Dr. Liliana Kleiner is a visual artist, a Jungian therapist who specialises in analysing dreams and exploring female mythology. In her work and life she bridges cultures and continents, cuts boundaries and labels and brings a vision of global culture and the revival of female sanctity.
The story of Inanna
Dr. Kleiner’s remarkable works are dedicated in this exhibition to Inanna, the great Mesopotamian goddess. She is the goddess of love and war that has played a central role in the popular consciousness of most ancient peoples in the Middle East. Inanna later became known as Ishtar or Anat. Inanna’s stories were engraved on clay about 6,000 years ago, found in Iraq in the XX century and translated into both English and Hebrew. The stories were written before the Bible and the Koran at a crucial time in the history of civilization when the way of nomadic life was replaced by agricultural settlement. And so this spirituality of the nomadic matriarchal societies that lived in harmony and will be seen from nature has been destroyed by the takeover of patriarchal monotheism and the conquest of wild nature for human needs.
Sacred femininity still exists in the wild, where the hand of man has not yet tamed and raped Mother Earth for his needs and exploitation. As we experience nature in its wild power and beauty, we are encouraged to bow to it in awe and to feel with deep humility that we are only a tiny part of the wondrous universe.
Inanna’s stories have the potential to inspire new forces in us. Ancient wisdom can touch feelings and insights buried deep in our collective subconscious for generations and inspire the self-exploration required for sustainable change from the root. Inanna’s path offers a way of internal, personal integration and participation of all life on Earth. Inanna brings healing to our wounded heart and opens new doors to perfection.
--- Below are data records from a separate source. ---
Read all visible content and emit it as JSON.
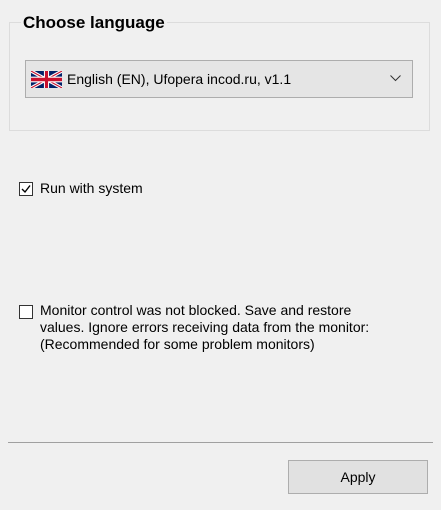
{
  "language_group": {
    "title": "Choose language",
    "selected_language": "English (EN), Ufopera incod.ru, v1.1",
    "flag_icon": "uk-flag-icon",
    "dropdown_icon": "chevron-down-icon"
  },
  "options": {
    "run_with_system": {
      "label": "Run with system",
      "checked": true
    },
    "monitor_control": {
      "label_lines": [
        "Monitor control was not blocked. Save and restore",
        "values. Ignore errors receiving data from the monitor:",
        "(Recommended for some problem monitors)"
      ],
      "checked": false
    }
  },
  "footer": {
    "apply_label": "Apply"
  },
  "colors": {
    "window_background": "#f0f0f0",
    "combo_background": "#e5e5e5",
    "button_background": "#e1e1e1",
    "border": "#adadad"
  }
}
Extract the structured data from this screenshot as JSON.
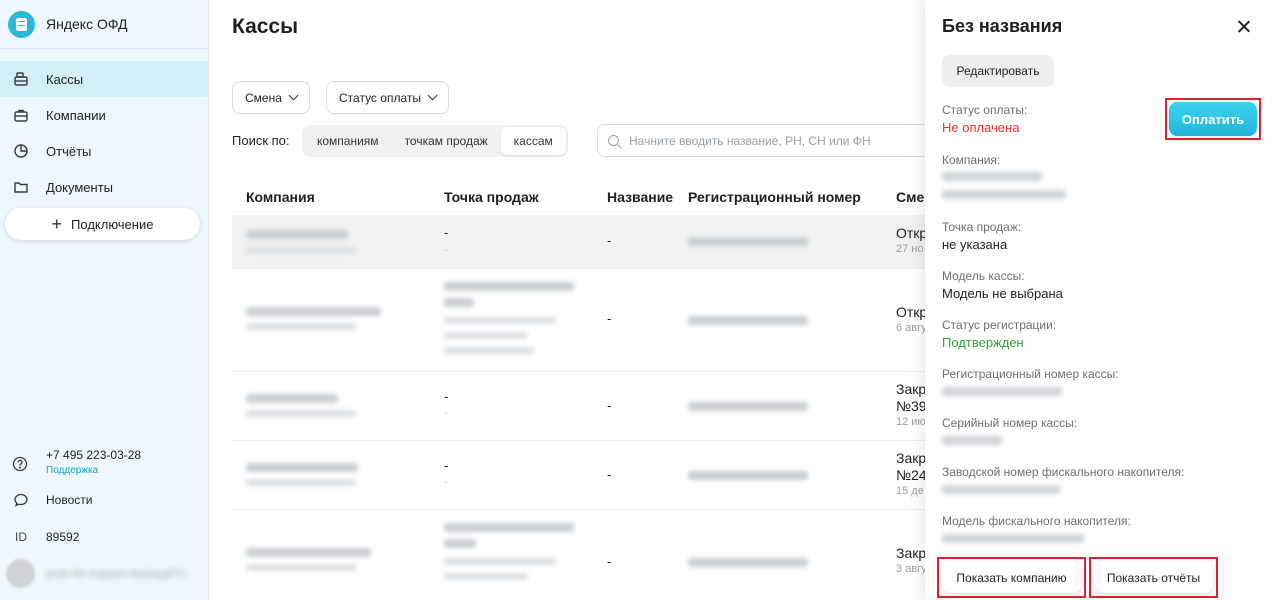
{
  "app": {
    "name": "Яндекс ОФД"
  },
  "sidebar": {
    "items": [
      {
        "label": "Кассы",
        "icon": "cash-register-icon",
        "active": true
      },
      {
        "label": "Компании",
        "icon": "briefcase-icon",
        "active": false
      },
      {
        "label": "Отчёты",
        "icon": "pie-chart-icon",
        "active": false
      },
      {
        "label": "Документы",
        "icon": "folder-icon",
        "active": false
      }
    ],
    "connect_label": "Подключение",
    "support_phone": "+7 495 223-03-28",
    "support_link": "Поддержка",
    "news_label": "Новости",
    "id_prefix": "ID",
    "id_value": "89592",
    "user_email": "yndx-for-support-ekdsayj8Tn"
  },
  "main": {
    "title": "Кассы",
    "filters": {
      "smena": "Смена",
      "pay_status": "Статус оплаты"
    },
    "search_label": "Поиск по:",
    "search_tabs": [
      "компаниям",
      "точкам продаж",
      "кассам"
    ],
    "search_selected": "кассам",
    "search_placeholder": "Начните вводить название, РН, СН или ФН",
    "columns": [
      "Компания",
      "Точка продаж",
      "Название",
      "Регистрационный номер",
      "Смена"
    ],
    "rows": [
      {
        "company": "ИП Мах Вах Хай",
        "point": "-",
        "point_sub": "-",
        "name": "-",
        "regnum": "0005235437036786",
        "smena": "Откр",
        "smena_sub": "27 но"
      },
      {
        "company": "ИП Нгуен Ван Ньюинг",
        "point": "ТТ Павильон \"Отдел",
        "point_sub": "ул. Москвитина",
        "name": "-",
        "regnum": "0005235613028539",
        "smena": "Откр",
        "smena_sub": "6 авгу"
      },
      {
        "company": "ИП Тан Цинан",
        "point": "-",
        "point_sub": "-",
        "name": "-",
        "regnum": "0007125049911902",
        "smena": "Закр",
        "smena_line2": "№39",
        "smena_sub": "12 ию"
      },
      {
        "company": "ИП Дона Ван Лай",
        "point": "-",
        "point_sub": "-",
        "name": "-",
        "regnum": "0005237932063113",
        "smena": "Закр",
        "smena_line2": "№24",
        "smena_sub": "15 де"
      },
      {
        "company": "ИП Дуат Тхань Хань",
        "point": "Павильон №5 \"отдел",
        "point_sub": "ул. Москвитина",
        "name": "-",
        "regnum": "0005237861054531",
        "smena": "Закр",
        "smena_sub": "3 авгу"
      }
    ]
  },
  "panel": {
    "title": "Без названия",
    "edit_label": "Редактировать",
    "pay_label": "Оплатить",
    "fields": {
      "pay_status_label": "Статус оплаты:",
      "pay_status_value": "Не оплачена",
      "company_label": "Компания:",
      "company_value": "ИП Мах Вах Хай",
      "point_label": "Точка продаж:",
      "point_value": "не указана",
      "model_label": "Модель кассы:",
      "model_value": "Модель не выбрана",
      "reg_status_label": "Статус регистрации:",
      "reg_status_value": "Подтвержден",
      "reg_num_label": "Регистрационный номер кассы:",
      "reg_num_value": "0005235437036786",
      "serial_label": "Серийный номер кассы:",
      "serial_value": "00224888",
      "fn_num_label": "Заводской номер фискального накопителя:",
      "fn_num_value": "7289440391343052",
      "fn_model_label": "Модель фискального накопителя:",
      "fn_model_value": "ФН-1.1 исполнение Ав15-2"
    },
    "show_company_label": "Показать компанию",
    "show_reports_label": "Показать отчёты"
  },
  "colors": {
    "accent": "#2ab7d9",
    "unpaid": "#e8332a",
    "confirmed": "#2ba43a",
    "highlight_border": "#d9242f"
  }
}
Dr. Kleiner has devoted a decade of her life to studying the miraculous image of the Mesopotamian goddess. She says the exhibition is dedicated to Inanna, who represents perfection before the patriarchal split was rooted, “a prostitute or a good woman”.
“I hope my works will evoke an unconscious place among women and remind them of a time when the female body was sacred and connected to nature, spirit and land and the woman belonged to herself and not to any man”.
Through her paintings, Kleiner tries to restore spirituality to the material and sensuality, strength and joy to the female body.
Tribal Art & Israeli Art Gallery
Merkaz Baalei Melacha 13, Tel Aviv